Sky Deitch ’23 remembers quite clearly the moment they first fell in love with art.
Deitch was in kindergarten, and each member of their class was handed a wooden board, paint, and brushes. In a hallway lined with butcher paper, the students were given the freedom to splatter paint. Chaos ensued as the children scampered through the hallway spreading paint all over their boards, and each other. The result was a mural made from the children’s painted boards, which was displayed outside, above the elementary school’s community garden.
“That’s Portland,” Deitch, who grew up in the Oregon city, says with a laugh. Through gallery curation, Deitch has merged their passions of social change, environmental studies, and the arts. “Art is the most important mechanism for bringing people together. I think that because art is a form of self-expression and communal expression, there’s no limit to what a community can do together with art.”
Deitch, a media, culture, and the arts major, is preparing to unveil The Lounge, a community art exhibit housed in the Traina Center for the Arts, which opens March 13. The project is Deitch’s capstone project and culminates a year-and-a-half of work. The gallery features works by roughly 40 artists, including 35 Clark students and five Worcester residents.
Deitch sees The Lounge as a bridge connecting artists to audiences, functioning as both a gallery and a cozy space for community members to hang out and chat.
“I want to make art accessible with this project. The best way to do that is to have fun events, music, and fill the space with life,” Deitch says.

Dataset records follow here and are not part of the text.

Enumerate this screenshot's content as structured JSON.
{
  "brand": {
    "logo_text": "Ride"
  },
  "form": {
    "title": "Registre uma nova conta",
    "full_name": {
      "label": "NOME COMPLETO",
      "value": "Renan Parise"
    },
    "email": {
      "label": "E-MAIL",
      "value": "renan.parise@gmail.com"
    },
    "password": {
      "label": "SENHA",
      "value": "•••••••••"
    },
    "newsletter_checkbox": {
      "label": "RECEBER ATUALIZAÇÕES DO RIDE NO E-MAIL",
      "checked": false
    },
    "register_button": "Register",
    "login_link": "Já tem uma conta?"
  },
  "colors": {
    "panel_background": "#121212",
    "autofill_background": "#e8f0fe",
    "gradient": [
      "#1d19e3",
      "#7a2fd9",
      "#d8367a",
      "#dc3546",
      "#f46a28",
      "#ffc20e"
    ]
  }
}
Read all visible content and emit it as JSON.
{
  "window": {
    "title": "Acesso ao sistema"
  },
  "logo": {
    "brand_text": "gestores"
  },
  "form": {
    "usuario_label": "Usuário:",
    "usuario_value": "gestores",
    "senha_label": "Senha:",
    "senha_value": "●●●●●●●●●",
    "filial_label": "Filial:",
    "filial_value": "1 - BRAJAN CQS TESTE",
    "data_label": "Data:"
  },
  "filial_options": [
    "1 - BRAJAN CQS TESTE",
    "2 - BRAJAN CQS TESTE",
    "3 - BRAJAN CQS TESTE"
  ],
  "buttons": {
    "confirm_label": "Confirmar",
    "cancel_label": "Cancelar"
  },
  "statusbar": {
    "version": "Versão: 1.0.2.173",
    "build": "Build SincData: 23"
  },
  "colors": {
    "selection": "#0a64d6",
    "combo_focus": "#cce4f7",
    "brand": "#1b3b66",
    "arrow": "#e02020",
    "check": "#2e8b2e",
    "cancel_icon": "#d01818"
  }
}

The Lounge will feature sculptures, paintings, mixed-media pieces, and tactile works, including a wire lampshade in the shape of an octopus, a Super 8 film, a three-headed body pillow, and an enormous wooden sculpture resembling a surreal dinner scene that’s made of a repurposed coffee table and suspended from the ceiling. Much of the artwork is touchable or movable, and some pieces, like the body pillow and a bean bag chair, are functional cushions on which visitors can lounge.
“My goal with this space is that people feel like they are provoked to think something, or engage with something, or meet someone and talk about art in a way that feels true to them and comfortable,” Deitch says.
Deitch asked each of the artists to provide notes that give context to their creations. Some of the notes pose questions for the viewer, while others explain the thought process behind their piece. Deitch hopes that the creator notes will encourage audience members to engage more intimately with the art and delineate the experience from that of a typical art gallery, which can feel isolating.
“I think a lot of people feel there’s a perceived threshold of information you need to have to effectively engage with the work in museums and gallery spaces,” Deitch says. “That’s something I’m trying to obliterate and tear down. Everybody is allowed to have fun with it.”
Deitch enjoys infusing fun in the community, something they’ve done as an orientation coordinator and executive board member of the Pub Entertainment Committee, a club that hires professional live music acts to perform at Clark. They incorporated event-planning skills while creating The Lounge and encourage visitors to strike up conversations with each other.
Deitch first explored curatorial work during Gallery Culture and Practice in their first year at Clark.
“In March 2020 when the class went online, I was thinking a lot about how we adorn our spaces, especially in times of isolation,” says Deitch, who was inspired to continue their curatorial journey that summer with a virtual internship at the Worcester Art Museum.
“It was really unorthodox. I didn’t go to the museum once, since it wasn’t open to the public,” Deitch recalls. “I learned a lot about curatorial affairs especially as they pertain to a museum that houses over 12,000 objects.”
While interning, Deitch completed two research projects: one that focused on mapmaking as a tool for colonialism in New England, and the other on implicit bias and racism in curatorial affairs.
During the class Contemporary Directions with Toby Sisson in 2022, Deitch considered questions surrounding the future or art and museums, and how “artists are reckoning with art in the common day.”
“Something we talked about in Contemporary Directions was engaging in art forms that don’t keep the audience at an arm’s distance,” Deitch says.
Deitch used their classroom and internship experiences to shape the idea of The Lounge as a gallery that breaks some of the traditions behind curatorial practice.
“My advisor is Professor Stephen DiRado and he encourages me to think beyond the bounds of traditional space and institution,” Deitch says.
The Lounge is supported by Professor Matthew Malsky’s Media Now course. Thu Le ’25 and Bel Hammond ’23 are helping as gallery assistants.
After graduating in May, Deitch plans to take some time to travel before embarking on a career in gallery curation. The experience of shaping and presenting The Lounge has strengthened their belief in the power of art to convey individual meaning and communal ideals.
“I think it’s the most important vessel for bringing people together,” they say. “Anybody, regardless of their experience, can feel called out by some element of an art piece, and it’s really special when people come together to talk about it.”
The Lounge will run March 13 through April 6. Visitors can peruse the exhibit from 9 a.m. to midnight Monday through Thursday; 9 a.m. to 4 p.m. on Friday; noon to 5 p.m. on Saturday; and noon to 10 p.m. on Sunday. A schedule of accompanying events is on The Lounge website.